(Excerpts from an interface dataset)
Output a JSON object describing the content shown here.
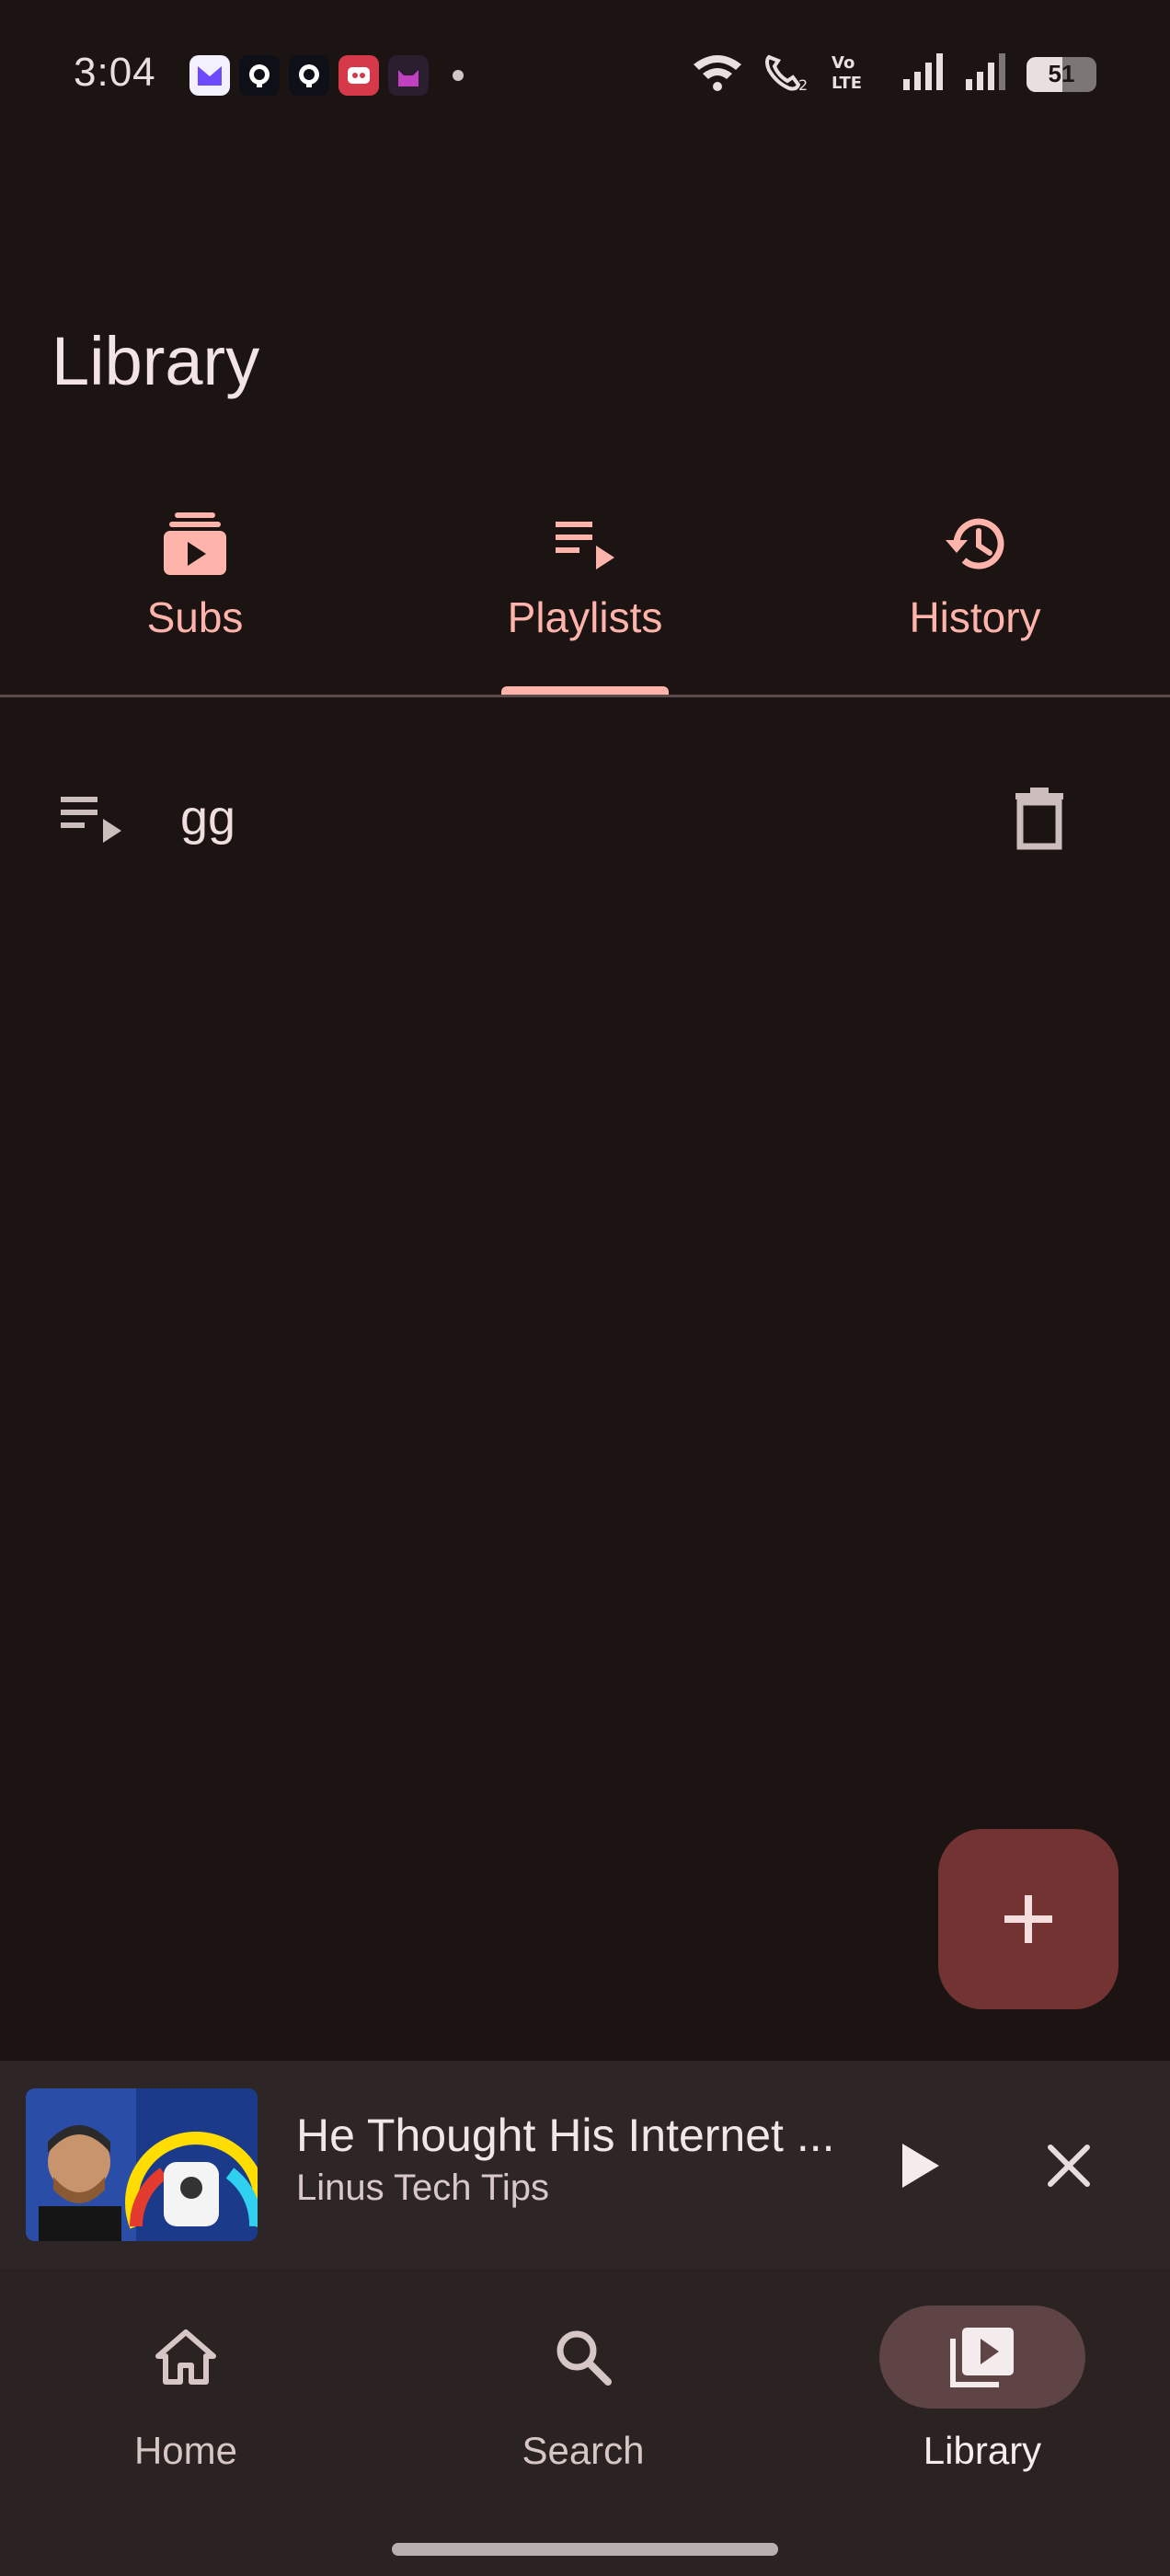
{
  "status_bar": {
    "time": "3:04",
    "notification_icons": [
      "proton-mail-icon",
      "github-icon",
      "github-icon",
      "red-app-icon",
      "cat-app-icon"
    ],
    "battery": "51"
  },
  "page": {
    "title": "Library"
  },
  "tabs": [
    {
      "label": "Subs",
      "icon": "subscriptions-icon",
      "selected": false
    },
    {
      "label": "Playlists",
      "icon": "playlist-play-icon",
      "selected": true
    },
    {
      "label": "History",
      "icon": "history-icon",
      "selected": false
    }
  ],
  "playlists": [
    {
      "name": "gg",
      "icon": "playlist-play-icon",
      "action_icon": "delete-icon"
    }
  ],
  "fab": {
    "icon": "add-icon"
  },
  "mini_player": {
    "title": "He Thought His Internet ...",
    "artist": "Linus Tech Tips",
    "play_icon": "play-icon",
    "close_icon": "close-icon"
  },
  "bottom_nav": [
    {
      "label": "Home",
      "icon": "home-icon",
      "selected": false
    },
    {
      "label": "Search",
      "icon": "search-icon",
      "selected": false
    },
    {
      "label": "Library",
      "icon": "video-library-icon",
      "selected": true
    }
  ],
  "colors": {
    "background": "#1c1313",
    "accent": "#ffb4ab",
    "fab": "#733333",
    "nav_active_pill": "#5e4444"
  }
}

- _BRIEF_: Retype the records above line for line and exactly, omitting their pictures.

- _EXERCISE RESULT_:
Output a JSON object describing the content shown here.
{
  "status_bar": {
    "time": "3:04",
    "notification_icons": [
      "proton-mail-icon",
      "github-icon",
      "github-icon",
      "red-app-icon",
      "cat-app-icon"
    ],
    "battery": "51"
  },
  "page": {
    "title": "Library"
  },
  "tabs": [
    {
      "label": "Subs",
      "icon": "subscriptions-icon",
      "selected": false
    },
    {
      "label": "Playlists",
      "icon": "playlist-play-icon",
      "selected": true
    },
    {
      "label": "History",
      "icon": "history-icon",
      "selected": false
    }
  ],
  "playlists": [
    {
      "name": "gg",
      "icon": "playlist-play-icon",
      "action_icon": "delete-icon"
    }
  ],
  "fab": {
    "icon": "add-icon"
  },
  "mini_player": {
    "title": "He Thought His Internet ...",
    "artist": "Linus Tech Tips",
    "play_icon": "play-icon",
    "close_icon": "close-icon"
  },
  "bottom_nav": [
    {
      "label": "Home",
      "icon": "home-icon",
      "selected": false
    },
    {
      "label": "Search",
      "icon": "search-icon",
      "selected": false
    },
    {
      "label": "Library",
      "icon": "video-library-icon",
      "selected": true
    }
  ],
  "colors": {
    "background": "#1c1313",
    "accent": "#ffb4ab",
    "fab": "#733333",
    "nav_active_pill": "#5e4444"
  }
}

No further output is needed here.